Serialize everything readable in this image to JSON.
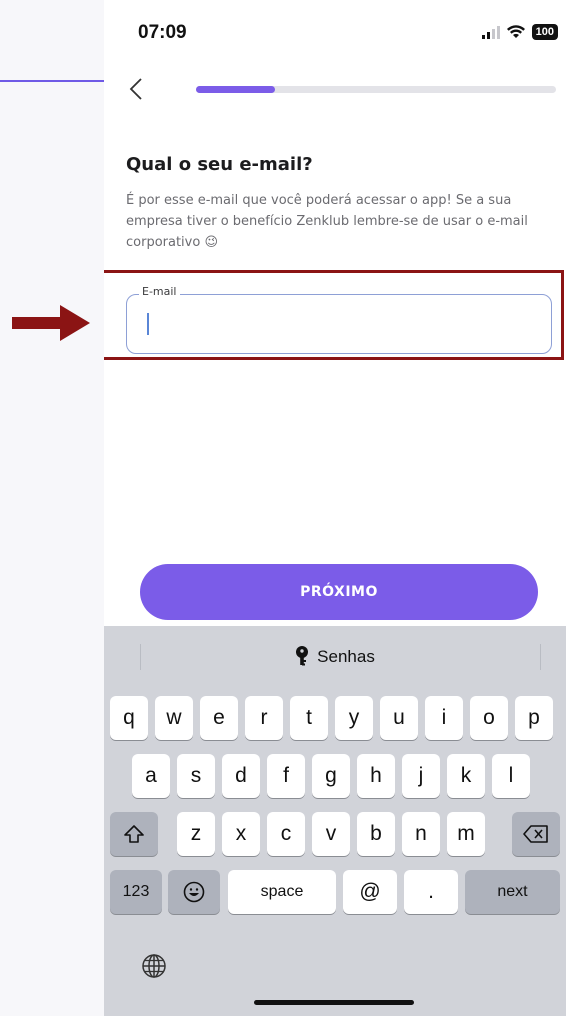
{
  "status_bar": {
    "time": "07:09",
    "battery": "100"
  },
  "progress": {
    "fraction": 0.22
  },
  "header": {
    "back_icon": "chevron-left-icon"
  },
  "form": {
    "question": "Qual o seu e-mail?",
    "description": "É por esse e-mail que você poderá acessar o app! Se a sua empresa tiver o benefício Zenklub lembre-se de usar o e-mail corporativo 😉",
    "email_label": "E-mail",
    "email_value": ""
  },
  "next_button": {
    "label": "PRÓXIMO"
  },
  "keyboard": {
    "suggestion": "Senhas",
    "row1": [
      "q",
      "w",
      "e",
      "r",
      "t",
      "y",
      "u",
      "i",
      "o",
      "p"
    ],
    "row2": [
      "a",
      "s",
      "d",
      "f",
      "g",
      "h",
      "j",
      "k",
      "l"
    ],
    "row3": [
      "z",
      "x",
      "c",
      "v",
      "b",
      "n",
      "m"
    ],
    "key_123": "123",
    "key_space": "space",
    "key_at": "@",
    "key_dot": ".",
    "key_next": "next"
  },
  "colors": {
    "accent": "#7b5ce8",
    "highlight": "#8b1414"
  }
}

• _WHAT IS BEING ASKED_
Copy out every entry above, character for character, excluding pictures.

• _ANSWER SECTION_
Serialize everything readable in this image to JSON.
{
  "status_bar": {
    "time": "07:09",
    "battery": "100"
  },
  "progress": {
    "fraction": 0.22
  },
  "header": {
    "back_icon": "chevron-left-icon"
  },
  "form": {
    "question": "Qual o seu e-mail?",
    "description": "É por esse e-mail que você poderá acessar o app! Se a sua empresa tiver o benefício Zenklub lembre-se de usar o e-mail corporativo 😉",
    "email_label": "E-mail",
    "email_value": ""
  },
  "next_button": {
    "label": "PRÓXIMO"
  },
  "keyboard": {
    "suggestion": "Senhas",
    "row1": [
      "q",
      "w",
      "e",
      "r",
      "t",
      "y",
      "u",
      "i",
      "o",
      "p"
    ],
    "row2": [
      "a",
      "s",
      "d",
      "f",
      "g",
      "h",
      "j",
      "k",
      "l"
    ],
    "row3": [
      "z",
      "x",
      "c",
      "v",
      "b",
      "n",
      "m"
    ],
    "key_123": "123",
    "key_space": "space",
    "key_at": "@",
    "key_dot": ".",
    "key_next": "next"
  },
  "colors": {
    "accent": "#7b5ce8",
    "highlight": "#8b1414"
  }
}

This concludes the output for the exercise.